Pause-café is designed for the full second year of the study of French with emphasis on seven communicative functions: describing, comparing, narrating in the past, reacting and recommending, asking questions, talking about the future, and hypothesizing. These communicative functions are identified throughout the textbook by distinctive icons and are recycled in all six chapters. Although each chapter highlights at least one of the seven functions in turn, all seven are integrated into the chapter's oral and written work. The key grammatical structures that support these functions, called Points clés, appear with practice exercises at the back of the book. Pause-café helps students focus primarily on communicative functions because they are continuously recycled throughout the text, while the content and themes change with each new chapter.
About the Author
Stéphanie H. Pellet is an Assistant Professor of French at Wake Forest University, where she teaches French language and sociolinguistics courses. She received her Ph.D. in French linguistics from the University of Texas at Austin, where she taught French language courses for several years. She has also taught French at Southwest Texas State University, Austin Community College, and Huston-Tillotson.

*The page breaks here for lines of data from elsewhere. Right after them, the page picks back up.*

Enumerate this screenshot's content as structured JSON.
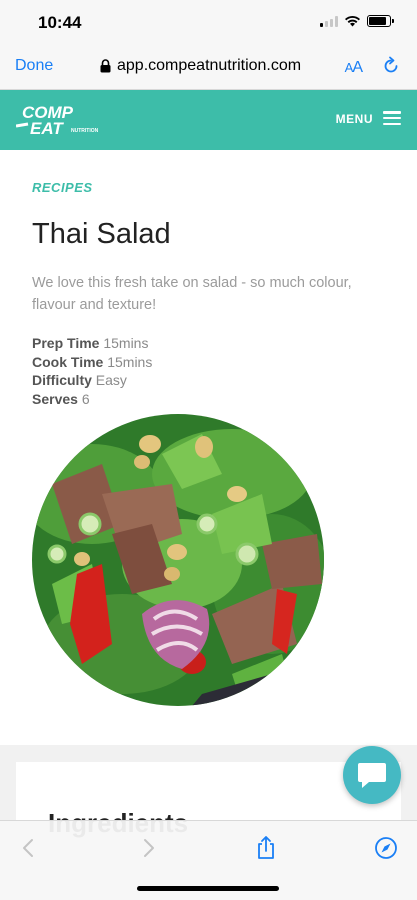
{
  "status_bar": {
    "time": "10:44",
    "battery_level": 0.85
  },
  "browser": {
    "done_label": "Done",
    "url": "app.compeatnutrition.com",
    "aa_label_small": "A",
    "aa_label_big": "A"
  },
  "site": {
    "logo_line1": "COMP",
    "logo_line2": "EAT",
    "logo_sub": "NUTRITION",
    "menu_label": "MENU",
    "brand_color": "#3dbda9"
  },
  "recipe": {
    "category": "RECIPES",
    "title": "Thai Salad",
    "description": "We love this fresh take on salad - so much colour, flavour and texture!",
    "meta": {
      "prep_label": "Prep Time",
      "prep_value": "15mins",
      "cook_label": "Cook Time",
      "cook_value": "15mins",
      "difficulty_label": "Difficulty",
      "difficulty_value": "Easy",
      "serves_label": "Serves",
      "serves_value": "6"
    }
  },
  "ingredients_heading": "Ingredients",
  "accent_blue": "#1a7ff5",
  "chat_color": "#45b9c3"
}
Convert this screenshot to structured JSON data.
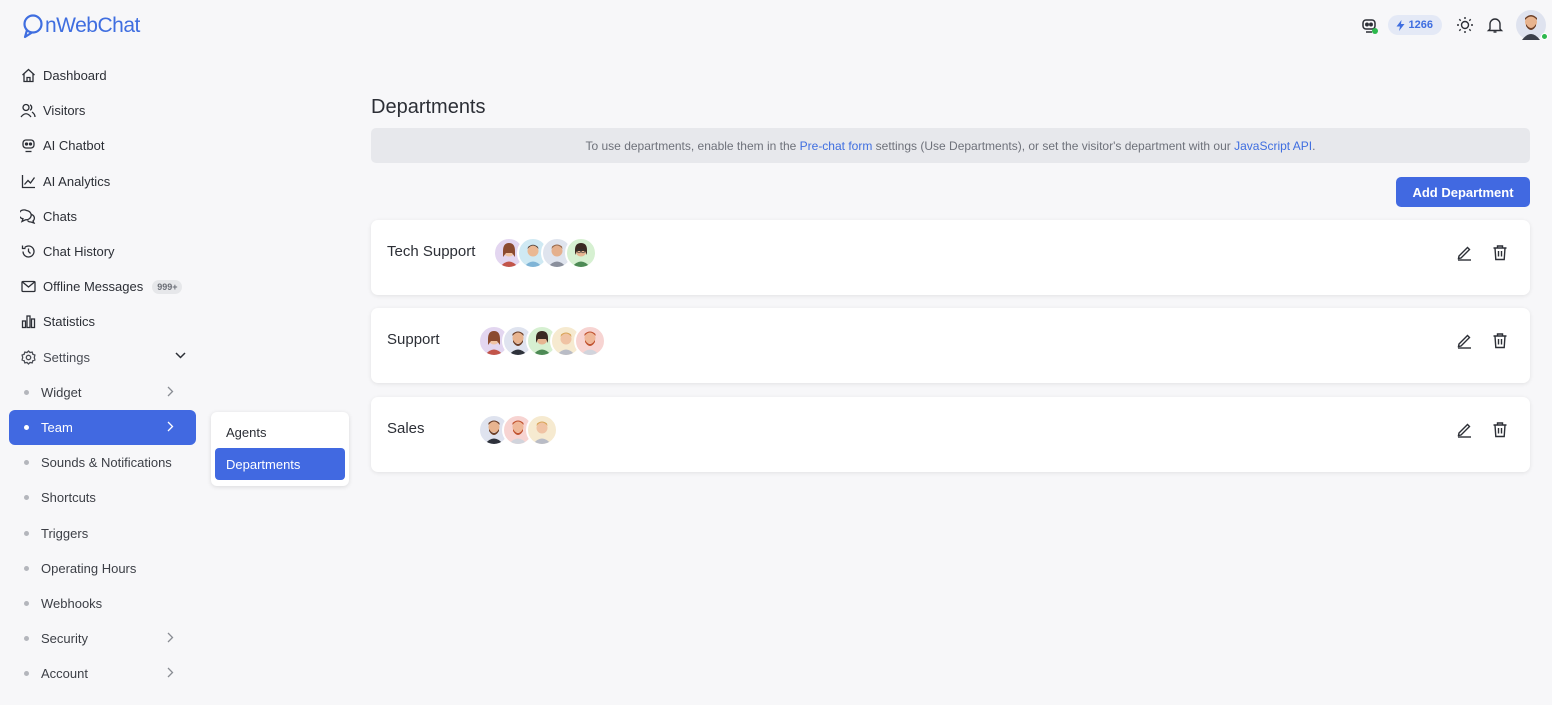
{
  "brand": {
    "logo_text": "nWebChat",
    "logo_color": "#3f6ee0"
  },
  "topbar": {
    "credits": "1266",
    "status_color": "#2db84d"
  },
  "sidebar": {
    "items": [
      {
        "label": "Dashboard",
        "icon": "home-icon"
      },
      {
        "label": "Visitors",
        "icon": "users-icon"
      },
      {
        "label": "AI Chatbot",
        "icon": "robot-icon"
      },
      {
        "label": "AI Analytics",
        "icon": "chart-line-icon"
      },
      {
        "label": "Chats",
        "icon": "chat-bubbles-icon"
      },
      {
        "label": "Chat History",
        "icon": "history-icon"
      },
      {
        "label": "Offline Messages",
        "icon": "mail-icon",
        "badge": "999+"
      },
      {
        "label": "Statistics",
        "icon": "bar-chart-icon"
      },
      {
        "label": "Settings",
        "icon": "gear-icon"
      }
    ],
    "settings_sub": [
      {
        "label": "Widget"
      },
      {
        "label": "Team"
      },
      {
        "label": "Sounds & Notifications"
      },
      {
        "label": "Shortcuts"
      },
      {
        "label": "Triggers"
      },
      {
        "label": "Operating Hours"
      },
      {
        "label": "Webhooks"
      },
      {
        "label": "Security"
      },
      {
        "label": "Account"
      }
    ],
    "active_color": "#4169e1"
  },
  "flyout": {
    "items": [
      {
        "label": "Agents"
      },
      {
        "label": "Departments"
      }
    ]
  },
  "main": {
    "title": "Departments",
    "info": {
      "part1": "To use departments, enable them in the ",
      "link1": "Pre-chat form",
      "part2": " settings (Use Departments), or set the visitor's department with our ",
      "link2": "JavaScript API",
      "part3": "."
    },
    "add_button": "Add Department",
    "departments": [
      {
        "name": "Tech Support",
        "members": 4
      },
      {
        "name": "Support",
        "members": 5
      },
      {
        "name": "Sales",
        "members": 3
      }
    ]
  }
}
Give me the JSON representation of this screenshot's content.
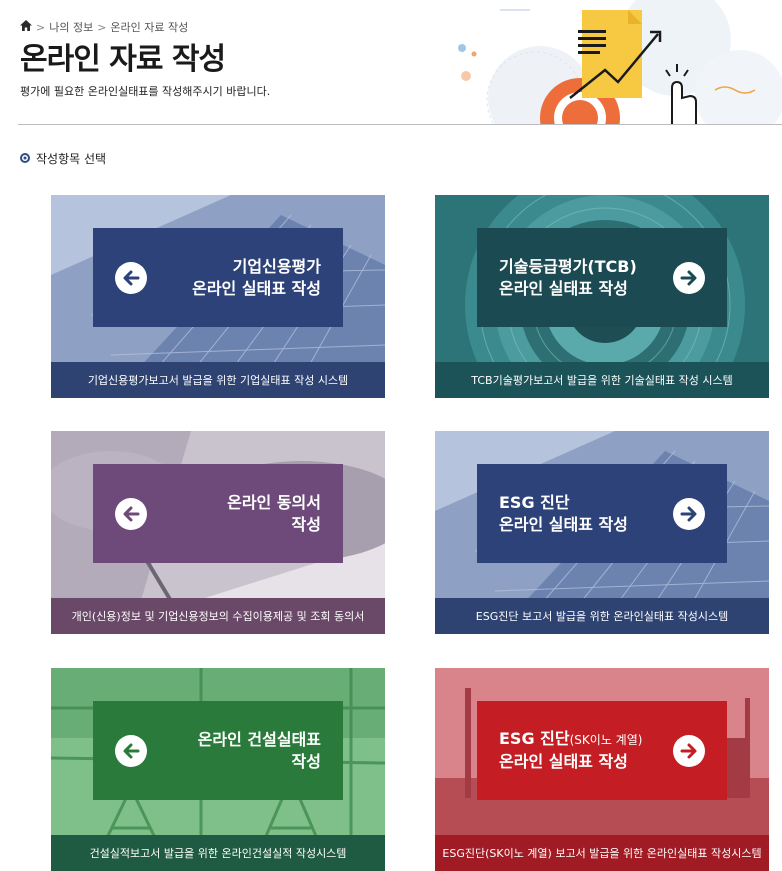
{
  "breadcrumb": {
    "home_icon": "home-icon",
    "level1": "나의 정보",
    "level2": "온라인 자료 작성"
  },
  "header": {
    "title": "온라인 자료 작성",
    "description": "평가에 필요한 온라인실태표를 작성해주시기 바랍니다."
  },
  "section": {
    "label": "작성항목 선택"
  },
  "cards": [
    {
      "title_line1": "기업신용평가",
      "title_line2": "온라인 실태표 작성",
      "caption": "기업신용평가보고서 발급을 위한 기업실태표 작성 시스템",
      "arrow": "arrow-left-icon",
      "color": "#2c4278"
    },
    {
      "title_line1": "기술등급평가(TCB)",
      "title_line2": "온라인 실태표 작성",
      "caption": "TCB기술평가보고서 발급을 위한 기술실태표 작성 시스템",
      "arrow": "arrow-right-icon",
      "color": "#1c5358"
    },
    {
      "title_line1": "온라인 동의서",
      "title_line2": "작성",
      "caption": "개인(신용)정보 및 기업신용정보의 수집이용제공 및 조회 동의서",
      "arrow": "arrow-left-icon",
      "color": "#6e4a7a"
    },
    {
      "title_line1": "ESG 진단",
      "title_line2": "온라인 실태표 작성",
      "caption": "ESG진단 보고서 발급을 위한 온라인실태표 작성시스템",
      "arrow": "arrow-right-icon",
      "color": "#2c4278"
    },
    {
      "title_line1": "온라인 건설실태표",
      "title_line2": "작성",
      "caption": "건설실적보고서 발급을 위한 온라인건설실적 작성시스템",
      "arrow": "arrow-left-icon",
      "color": "#2a7a3c"
    },
    {
      "title_line1_main": "ESG 진단",
      "title_line1_sub": "(SK이노 계열)",
      "title_line2": "온라인 실태표 작성",
      "caption": "ESG진단(SK이노 계열) 보고서 발급을 위한 온라인실태표 작성시스템",
      "arrow": "arrow-right-icon",
      "color": "#c41e24"
    }
  ]
}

She presents conference papers and writes on sociolinguistics and pragmatics in particular from the viewpoint of second language learners.Carl S. Blyth (Ph.D., Cornell University) is the Director of the Texas Language Technology Center and Associate Professor of French Linguistics in the Department of French and Italian at the University of Texas at Austin. At UT-Austin, he has served as Coordinator of Lower-Division French (1993-2002); Acting Director of Technology, Literacy, and Culture (2001-2002); and Director/Assistant Director of the UT Summer Program in Lyon, France. In addition to his efforts in electronic publishing, Carl has written various journal articles, chapter essays, and books. Most notably, he was author of Untangling the Web: Nonce's Guide to Language and Culture on the Internet (1999) and editor of The Sociolinguistics of Foreign Language Classrooms (2003). More recently, he co-authored with Stacey Katz (University of Utah) Teaching French Grammar in Context (2007). Currently, he serves as the series editor of Issues in Language Program Direction, an annual volume devoted to foreign language learning in higher education. As his publications indicate, his main research interests lie at the intersection of sociolinguistics, technology, and language learning. Sharon Wilson Foerster retired from the University of Texas at Austin in 2001, where she had been the Coordinator of Lower-Division Courses in the Department of Spanish and Portuguese, directing the first- and second-year Spanish language program and training graduate assistant instructors. She continues to teach in the Spanish Summer Language School at Middlebury College in Vermont. She received her Ph.D. in Intercultural Communications from the University of Texas in 1981. Before joining the faculty at the University of Texas, she was Director of the Center for Cross-Cultural Study in Seville, Spain, for four years. She continues her involvement in study abroad through her work as Director of the Spanish Teaching Institute and as Academic Advisor for Academic Programs International. She is the co-author of the following McGraw-Hill titles: Pasaporte: Spanish for High Beginners (2009); Supplementary Materials to accompany Puntos de partida, Eighth Edition (2009); Metas: Spanish in Review, Moving Toward Fluency (2008); Punto y aparte: Spanish in Review, Moving Toward Fluency, Third Edition (2007); Lecturas literarias: Moving Toward Linguistic and Cultural Fluency Through Literature (2007); Metas comunicativas para maestros (1999); and Metas comunicativas para negocios (1998).